It is hard to believe that another year in the Jewish calendar is almost here.
It is big milestone for me, as it was five years ago that our family first observed Rosh Hashanah (my wife wrote a very eloquent and powerful essay about this which was later published by Kveller.com), and not long after that we plunged head first into observing Jewish spiritual practices in a family context, especially Shabbat and many of the holidays.
In the years that have passed, religious identity has been pretty murky for me. I’ve been immersed (quite literally when it comes to baptism!) into Christianity for all of my life. I’ve spent big chunks of my life in several Christian traditions (the acapella-Churches of Christ, evangelical/charismatic churches, unprogrammed Quakerism, and the liberal Mennonite tradition) and have also spent much of my life vocationally and educationally in church contexts — in fact two of my degrees are in theology.
And yet, I’ve known for some time that I don’t fit well in the Christian theological box any more. I still love and am inspired by Jesus, but I see him as a flesh-and-blood human being who lived and ministered in the context of First Century Judaism. I don’t see him as a “savior” in the ways that Christians commonly teach, as a substitute blood sacrifice to avenge an angry God. I just don’t.
As for God — I can say a lot more about what I don’t believe about God, than what I do believe about God… I don’t think that God is the petulant tyrannical deity depicted in many parts of the Bible (i.e. the story of the flood in Genesis, the story of the bet with the Devil in Job, etc.). I don’t think that God’s blood lust is satiated by the blood of animals, and certainly not of people. I just don’t.
And so in many ways the liberal forms of Judaism have greatly appealed to me, as these traditions provide ritual (something that I yearn for) and ethical teachings without the need for intellectual agreement with a set of suppositions about God. And of course there are the emotional ties, our family’s story (as discussed in the links above) and how we found such peace and joy around the Shabbat table.

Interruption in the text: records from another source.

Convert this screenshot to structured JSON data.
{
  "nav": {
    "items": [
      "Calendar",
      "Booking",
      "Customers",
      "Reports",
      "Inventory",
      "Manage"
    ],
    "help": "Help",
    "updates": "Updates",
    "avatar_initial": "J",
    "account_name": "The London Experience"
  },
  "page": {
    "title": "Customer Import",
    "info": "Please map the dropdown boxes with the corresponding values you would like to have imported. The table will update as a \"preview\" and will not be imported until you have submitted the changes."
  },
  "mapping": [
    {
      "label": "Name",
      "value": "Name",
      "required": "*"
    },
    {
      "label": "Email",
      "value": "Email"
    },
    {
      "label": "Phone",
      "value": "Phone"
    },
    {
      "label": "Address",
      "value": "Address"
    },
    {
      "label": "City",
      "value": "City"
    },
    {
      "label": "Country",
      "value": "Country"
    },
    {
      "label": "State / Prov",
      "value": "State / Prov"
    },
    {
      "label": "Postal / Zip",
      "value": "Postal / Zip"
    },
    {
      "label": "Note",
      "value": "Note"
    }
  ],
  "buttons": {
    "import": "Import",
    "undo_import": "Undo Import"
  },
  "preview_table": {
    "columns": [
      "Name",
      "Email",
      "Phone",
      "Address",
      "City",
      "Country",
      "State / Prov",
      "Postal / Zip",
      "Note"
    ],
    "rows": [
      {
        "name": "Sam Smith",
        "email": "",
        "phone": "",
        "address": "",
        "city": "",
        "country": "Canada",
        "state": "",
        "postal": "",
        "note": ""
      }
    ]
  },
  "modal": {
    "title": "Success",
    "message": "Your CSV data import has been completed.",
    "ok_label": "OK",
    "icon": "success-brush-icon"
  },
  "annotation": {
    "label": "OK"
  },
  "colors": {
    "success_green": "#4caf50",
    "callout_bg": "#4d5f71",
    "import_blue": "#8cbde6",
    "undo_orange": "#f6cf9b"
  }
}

But I also don’t have any deep connections with Jewish community beyond online connections. Oklahoma City has two very good Jewish synagogues (one Reform and one Conservative), but neither is a good fit. And I love my quirky non-conventional Mennonite church, which has provided me a platform for ministry and activism for many years now.
And then life got busy and hectic. We’ve still tried to keep our Jewish family life (lived mostly at home) while being still connected to our…
Note added later by JMB on August 5, 2020: For whatever reason, I never finished this blog post and it sat in the “drafts” section of this website for a long time, but I decided to go ahead and publish the post as is, as it helps me to remember my spiritual journey over the years (FYI, in 2020 I identify as a Jewish Humanist. I will always treasure my days in the progressive Mennonite world, but it was not the right place for me or our family in the long-run).